On 09/19/2011 07:17, Arun Raghavan wrote:
> On 19 September 2011 16:07, Joshua Kinard <firstname.lastname@example.org> wrote:
>> Yes, but some of us don't even want to have that initramfs built into our
>> kernels. And no one, other than freedesktop.org* and a few people on
>> linux-hotplug-devel*, said everything belongs in /usr. FHS clearly defines
>> the roles for /, /bin, /sbin, /lib*, /usr, /var, /home, /tmp and the virtual
>> fses. Plus others.
>> Really, MacOS's filesystem layout is not something anyone in their right
>> mind should deign to mimic/copy.
> I didn't get that from either of the links you posted. Seems to me the
> systemd developers are looking at the split as a host-specific / vs
> host-independent /usr.
Kay Sievers writes:
> What's not needed today is stuff in /. We can think of /usr a /System.
> The entire system is installed in one single directory, and that can
> be mounted r/o, or even shared between many hosts/guest. The stuff on
> the rootfs is always host-only then.
It is from this that I derive the concept of a few folks wanting everything
in /usr, as-if to brand /usr the new / (where the 'old' / has just directory
stubs and a few symlinks, maybe some minor bits in /etc). That's also where
my Mac comment stems from, in that /System hides most of the details of the
BSD-nature of MacOS X, and tries to dissuade the user from ever having to go

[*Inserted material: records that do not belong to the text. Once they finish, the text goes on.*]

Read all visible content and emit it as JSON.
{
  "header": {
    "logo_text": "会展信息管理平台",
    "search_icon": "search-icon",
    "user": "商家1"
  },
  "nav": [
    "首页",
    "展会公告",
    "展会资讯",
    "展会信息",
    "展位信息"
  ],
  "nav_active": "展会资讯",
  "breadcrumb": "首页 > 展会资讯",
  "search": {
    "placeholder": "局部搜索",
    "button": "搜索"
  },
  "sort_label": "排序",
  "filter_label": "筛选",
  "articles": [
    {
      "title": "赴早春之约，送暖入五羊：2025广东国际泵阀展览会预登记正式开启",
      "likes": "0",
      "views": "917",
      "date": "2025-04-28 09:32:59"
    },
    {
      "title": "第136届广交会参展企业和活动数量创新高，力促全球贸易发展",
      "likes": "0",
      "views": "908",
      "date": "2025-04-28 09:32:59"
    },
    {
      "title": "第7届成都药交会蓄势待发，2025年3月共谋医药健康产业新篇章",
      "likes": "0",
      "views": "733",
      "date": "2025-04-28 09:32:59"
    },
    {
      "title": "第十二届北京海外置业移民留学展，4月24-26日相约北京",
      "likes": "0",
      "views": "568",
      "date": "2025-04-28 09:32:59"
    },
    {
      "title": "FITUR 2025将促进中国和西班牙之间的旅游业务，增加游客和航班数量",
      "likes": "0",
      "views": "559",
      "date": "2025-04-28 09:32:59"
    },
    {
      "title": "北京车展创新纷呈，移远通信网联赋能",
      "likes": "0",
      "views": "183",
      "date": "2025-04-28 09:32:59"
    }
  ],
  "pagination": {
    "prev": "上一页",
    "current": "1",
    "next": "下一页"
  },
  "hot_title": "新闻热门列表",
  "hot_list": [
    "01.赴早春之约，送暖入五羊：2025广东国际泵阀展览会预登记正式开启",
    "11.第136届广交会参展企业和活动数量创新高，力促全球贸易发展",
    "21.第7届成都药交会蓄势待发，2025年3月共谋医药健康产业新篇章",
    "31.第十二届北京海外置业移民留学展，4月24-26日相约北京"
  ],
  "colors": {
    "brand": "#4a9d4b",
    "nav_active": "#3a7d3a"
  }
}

Host-specific / and host-independent /usr is not itself a bad idea. I can
envision quite a few useful scenarios for this. But on a single box, why?
And for those of us with differing architectures, how would this add any
benefit? Is this more of a detail for future RHEL releases (since Fedora is
a type of proving ground for RH) so that sysadmins have an easier time
managing them? Nothing wrong with it, but it needs to be a configurable
choice by the end-user.
I'll admit I may not be as informed as I oughta to be, but what I have read
indicates that some people think this is the direction to go in, for various
"The past tempts us, the present confuses us, the future frightens us. And
our lives slip away, moment by moment, lost in that vast, terrible in-between."
--Emperor Turhan, Centauri Republic